About the Author
A native of Philadelphia, Jill Blake now lives in Southern California with her husband and three children. During the day, she is a physician with a busy medical practice. At night, she pens steamy Contemporary Romances.
Jill’s trilogy, the Doctors of Rittenhouse Square, is now available on Amazon Kindle as a boxed set. The books can also be purchased individually, and read as stand-alones, though it’s always fun to see characters you’ve read about being reintroduced as bit players in someone else’s story:
• Pursued by the Playboy ~ Kate and Marc
• Taking a Chance ~ Samantha and Alex
• This Time for Keeps ~ Isabelle and Luca
What inspires you to write romance books?
As a female physician with a busy medical practice, as well as a mom to three young children, one of my biggest challenges is work/life balance. For many professional women, this is more than just a buzz phrase.
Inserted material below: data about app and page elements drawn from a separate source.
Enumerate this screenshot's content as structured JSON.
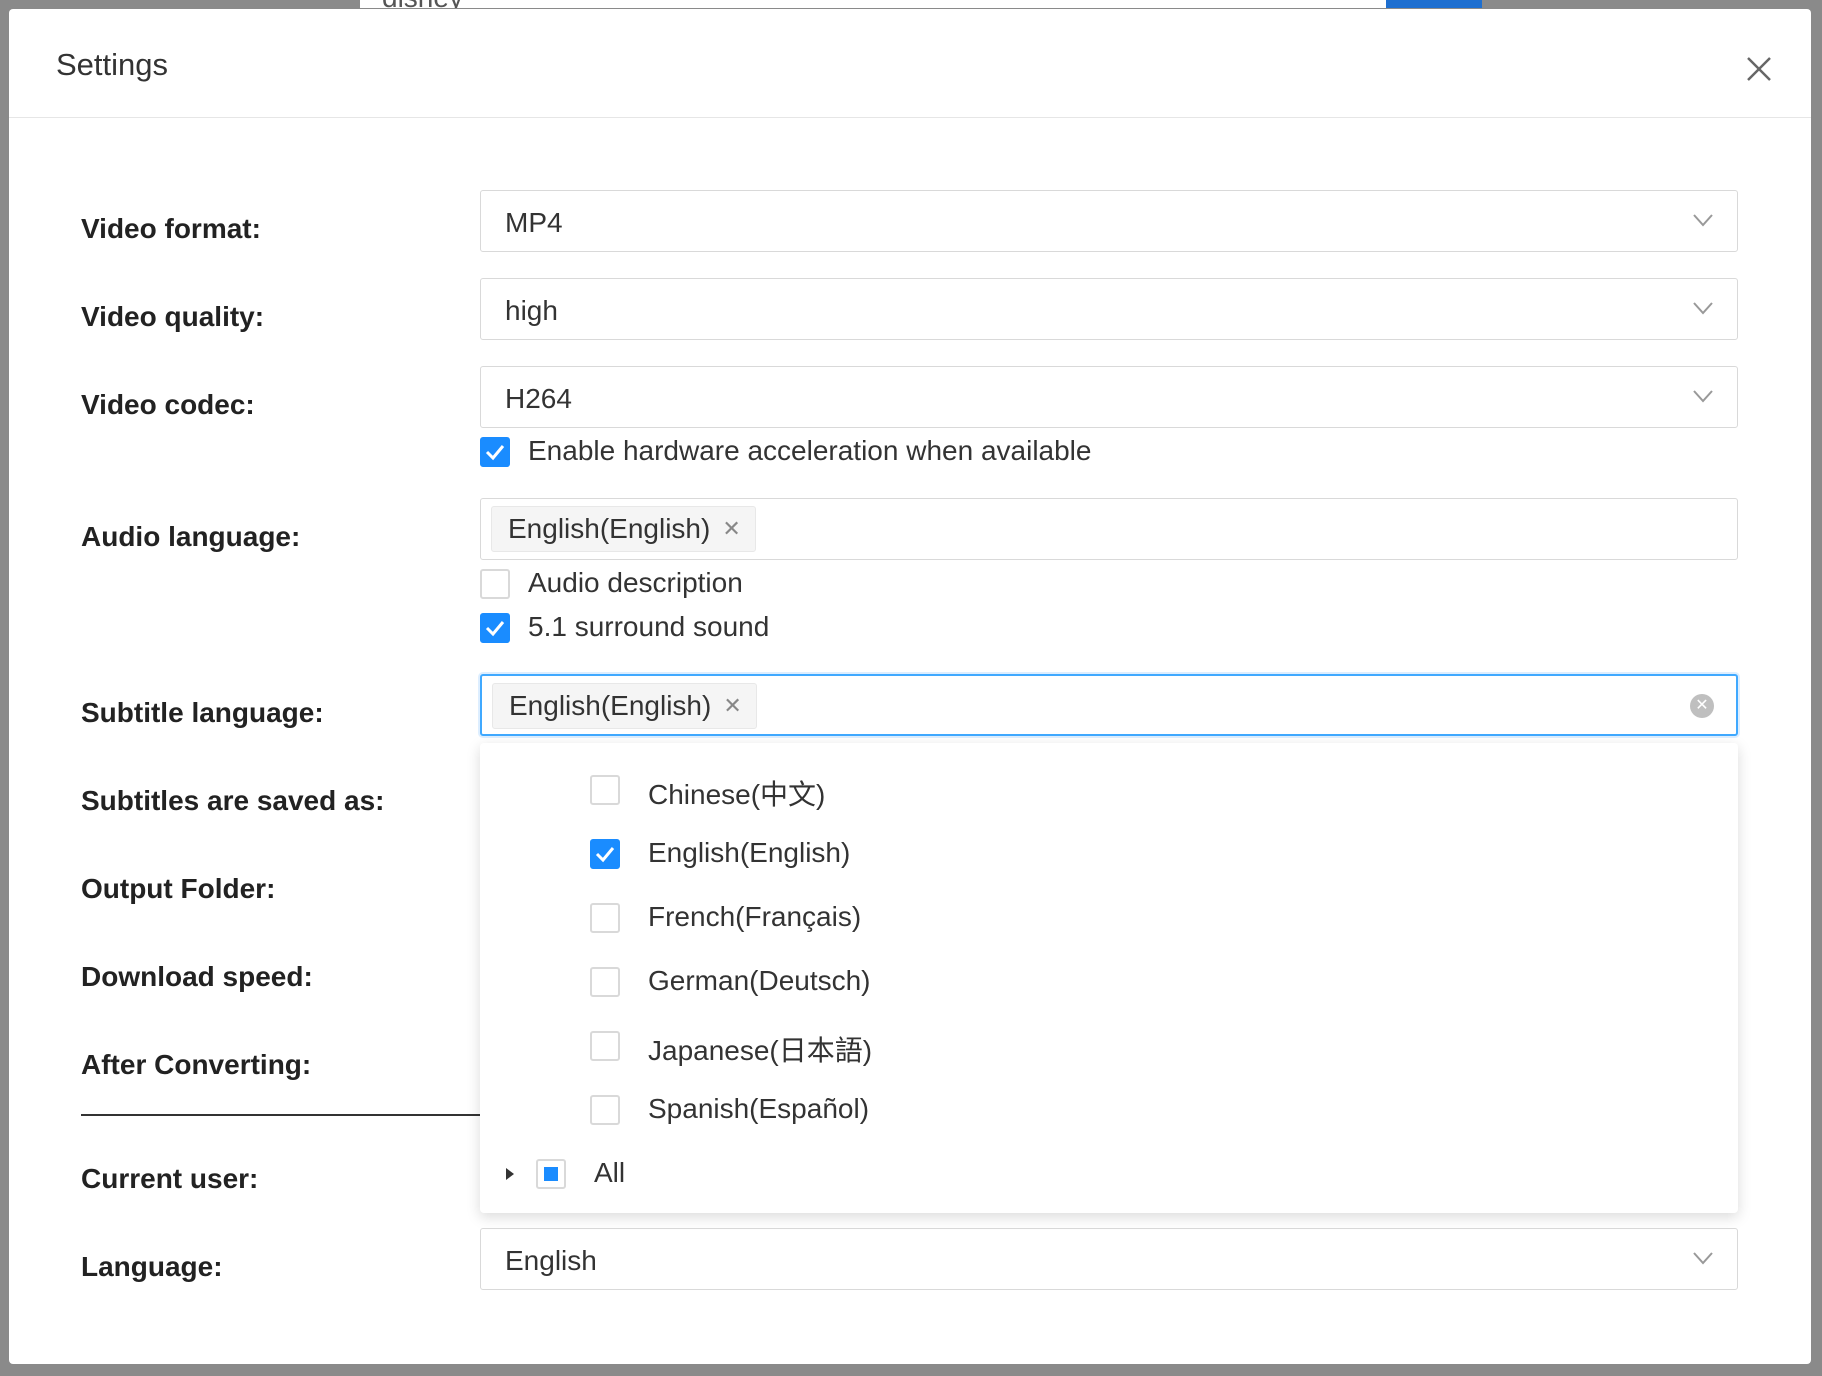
{
  "background": {
    "search_text": "disney"
  },
  "dialog": {
    "title": "Settings"
  },
  "labels": {
    "video_format": "Video format:",
    "video_quality": "Video quality:",
    "video_codec": "Video codec:",
    "audio_language": "Audio language:",
    "subtitle_language": "Subtitle language:",
    "subtitles_saved_as": "Subtitles are saved as:",
    "output_folder": "Output Folder:",
    "download_speed": "Download speed:",
    "after_converting": "After Converting:",
    "current_user": "Current user:",
    "language": "Language:"
  },
  "fields": {
    "video_format": "MP4",
    "video_quality": "high",
    "video_codec": "H264",
    "language": "English"
  },
  "checkboxes": {
    "hardware_acceleration": {
      "label": "Enable hardware acceleration when available",
      "checked": true
    },
    "audio_description": {
      "label": "Audio description",
      "checked": false
    },
    "surround_sound": {
      "label": "5.1 surround sound",
      "checked": true
    }
  },
  "audio_language_tags": [
    "English(English)"
  ],
  "subtitle_language_tags": [
    "English(English)"
  ],
  "subtitle_dropdown": {
    "options": [
      {
        "label": "Chinese(中文)",
        "checked": false
      },
      {
        "label": "English(English)",
        "checked": true
      },
      {
        "label": "French(Français)",
        "checked": false
      },
      {
        "label": "German(Deutsch)",
        "checked": false
      },
      {
        "label": "Japanese(日本語)",
        "checked": false
      },
      {
        "label": "Spanish(Español)",
        "checked": false
      }
    ],
    "all_label": "All",
    "all_state": "indeterminate"
  },
  "colors": {
    "accent": "#1a8cff",
    "focus_border": "#40a9ff"
  }
}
It is an issue we face on a daily basis, one which forces us to make tough choices that impact our careers, relationships, and sense of self.
While in real life we can’t always control what happens, in fiction we have the opportunity to arrange things exactly as we want. This is why I enjoy writing. And with contemporary romance, I can guarantee that all my books provide the optimistic promise of a happy—if imperfect—ever after.
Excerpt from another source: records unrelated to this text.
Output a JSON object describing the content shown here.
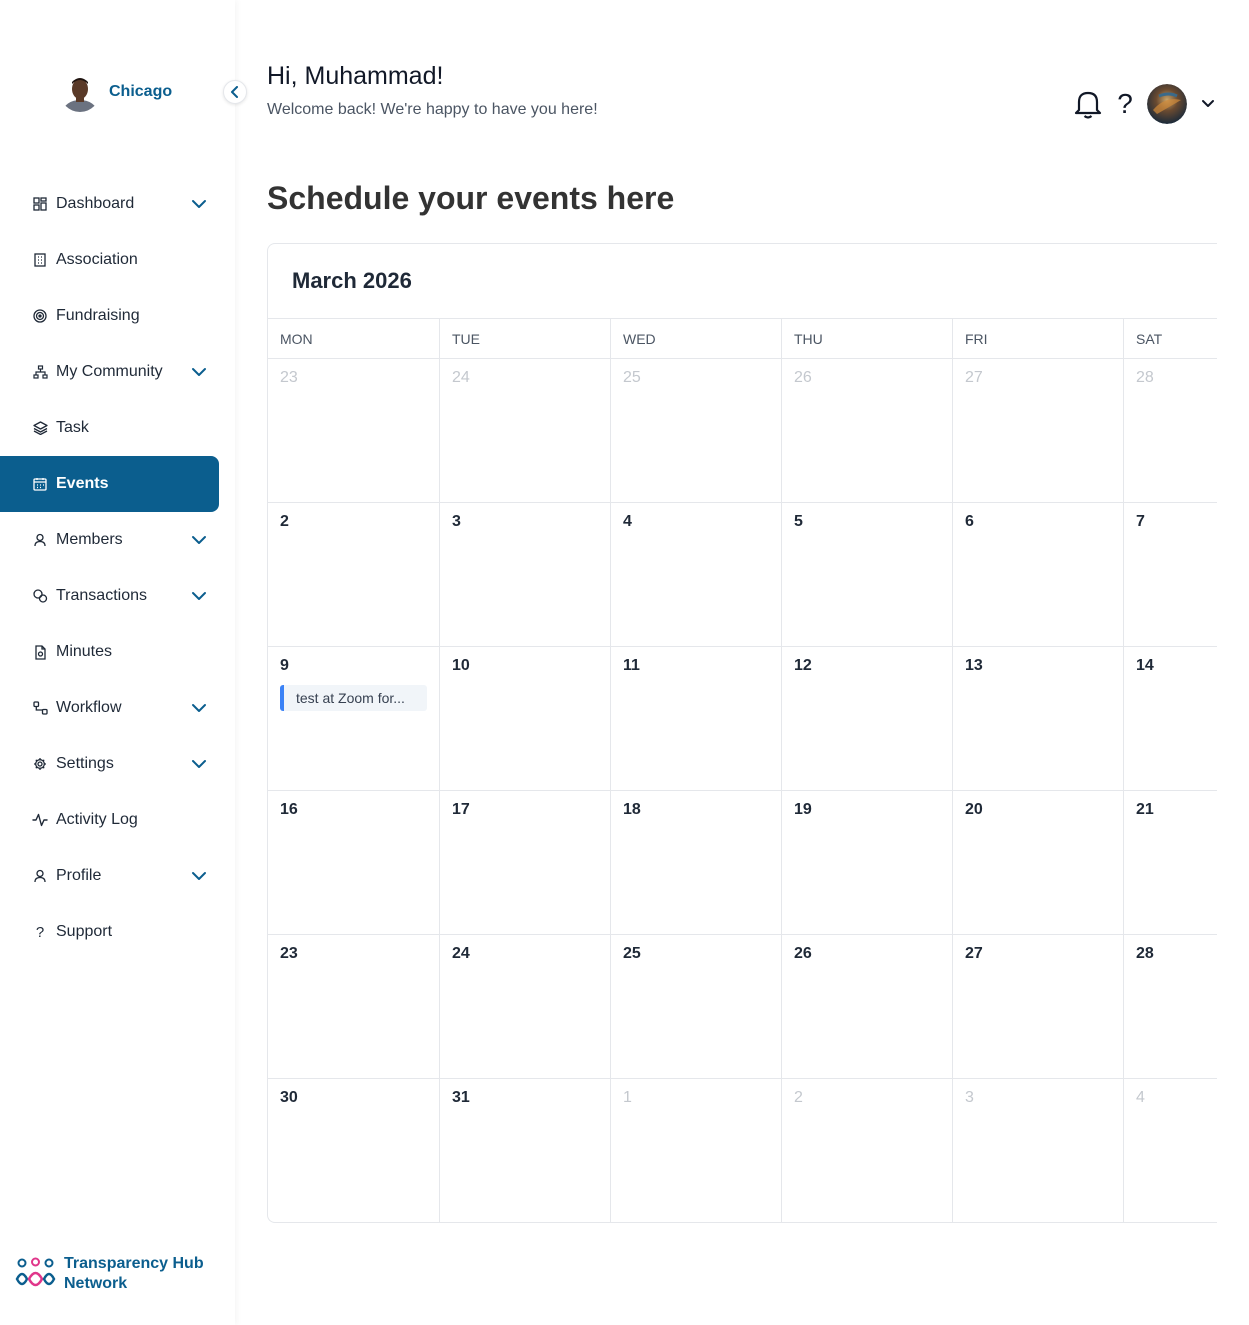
{
  "sidebar": {
    "org_name": "Chicago",
    "items": [
      {
        "label": "Dashboard",
        "icon": "dashboard-icon",
        "has_submenu": true
      },
      {
        "label": "Association",
        "icon": "building-icon",
        "has_submenu": false
      },
      {
        "label": "Fundraising",
        "icon": "target-icon",
        "has_submenu": false
      },
      {
        "label": "My Community",
        "icon": "network-icon",
        "has_submenu": true
      },
      {
        "label": "Task",
        "icon": "layers-icon",
        "has_submenu": false
      },
      {
        "label": "Events",
        "icon": "calendar-icon",
        "has_submenu": false,
        "active": true
      },
      {
        "label": "Members",
        "icon": "user-icon",
        "has_submenu": true
      },
      {
        "label": "Transactions",
        "icon": "coins-icon",
        "has_submenu": true
      },
      {
        "label": "Minutes",
        "icon": "document-icon",
        "has_submenu": false
      },
      {
        "label": "Workflow",
        "icon": "workflow-icon",
        "has_submenu": true
      },
      {
        "label": "Settings",
        "icon": "gear-icon",
        "has_submenu": true
      },
      {
        "label": "Activity Log",
        "icon": "activity-icon",
        "has_submenu": false
      },
      {
        "label": "Profile",
        "icon": "user-icon",
        "has_submenu": true
      },
      {
        "label": "Support",
        "icon": "question-icon",
        "has_submenu": false
      }
    ],
    "brand_line1": "Transparency Hub",
    "brand_line2": "Network"
  },
  "header": {
    "greeting": "Hi, Muhammad!",
    "welcome": "Welcome back! We're happy to have you here!",
    "help_label": "?"
  },
  "page_title": "Schedule your events here",
  "calendar": {
    "month_label": "March 2026",
    "weekdays": [
      "MON",
      "TUE",
      "WED",
      "THU",
      "FRI",
      "SAT"
    ],
    "weeks": [
      [
        {
          "day": "23",
          "muted": true
        },
        {
          "day": "24",
          "muted": true
        },
        {
          "day": "25",
          "muted": true
        },
        {
          "day": "26",
          "muted": true
        },
        {
          "day": "27",
          "muted": true
        },
        {
          "day": "28",
          "muted": true
        }
      ],
      [
        {
          "day": "2"
        },
        {
          "day": "3"
        },
        {
          "day": "4"
        },
        {
          "day": "5"
        },
        {
          "day": "6"
        },
        {
          "day": "7"
        }
      ],
      [
        {
          "day": "9",
          "events": [
            "test at Zoom for..."
          ]
        },
        {
          "day": "10"
        },
        {
          "day": "11"
        },
        {
          "day": "12"
        },
        {
          "day": "13"
        },
        {
          "day": "14"
        }
      ],
      [
        {
          "day": "16"
        },
        {
          "day": "17"
        },
        {
          "day": "18"
        },
        {
          "day": "19"
        },
        {
          "day": "20"
        },
        {
          "day": "21"
        }
      ],
      [
        {
          "day": "23"
        },
        {
          "day": "24"
        },
        {
          "day": "25"
        },
        {
          "day": "26"
        },
        {
          "day": "27"
        },
        {
          "day": "28"
        }
      ],
      [
        {
          "day": "30"
        },
        {
          "day": "31"
        },
        {
          "day": "1",
          "muted": true
        },
        {
          "day": "2",
          "muted": true
        },
        {
          "day": "3",
          "muted": true
        },
        {
          "day": "4",
          "muted": true
        }
      ]
    ]
  },
  "colors": {
    "primary": "#0b5e8e",
    "event_accent": "#3b82f6",
    "brand_pink": "#e0368a"
  }
}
Tell us about how you write:
I’m a planner. With a full-time job and three small kids, I wouldn’t survive if I didn’t plan ahead. This approach carries over to my writing, from carving out dedicated time for writing, to doing the “foundational work” of research and outlining. I prepare character sketches, chapter-by-chapter outlines, timelines (on an actual calendar!), and individual files for background information (aka research)–all before I even begin chapter 1.
I start with character sketches, often written in the first person. In these preliminary monologues, I become the character. Later, as my characters interact with each other on paper, I often read their dialogue out loud, to make sure it flows. This is often the time when my characters start saying things off-script. And sometimes, I’ve learned it’s best to just listen and go with the flow. Which doesn’t mean I simply chuck my original outline out the window, but I do adjust it now and then to keep my characters happy.
What advice would you give other writers?
Read everything you can get your hands on.
Write down ideas as they come–if you don’t, you’ll forget them.
Carve out dedicated time to write.
Silence your inner critic while working on the first draft.
How did you decide how to publish your books?
I was lucky enough to enter publishing at a pivotal time, when the digital e-book revolution transformed indie publishing into a user-friendly, mainstream phenomenon. Joe Konrath clinched it for me with his blog, “A Newbie’s Guide to Publishing.”
What do you think about the future of book publishing?
Legacy publishing will need to adjust to the new realities of an e-book driven marketplace. I hope there will always be paper books. But I also hope that e-books will continue to provide both readers and writers with opportunities to explore new worlds without all the hurdles and restrictions imposed by traditional publishers (gatekeepers) in the past.
What genres do you write?
Contemporary Romance, Medical Romance
What formats are your books in?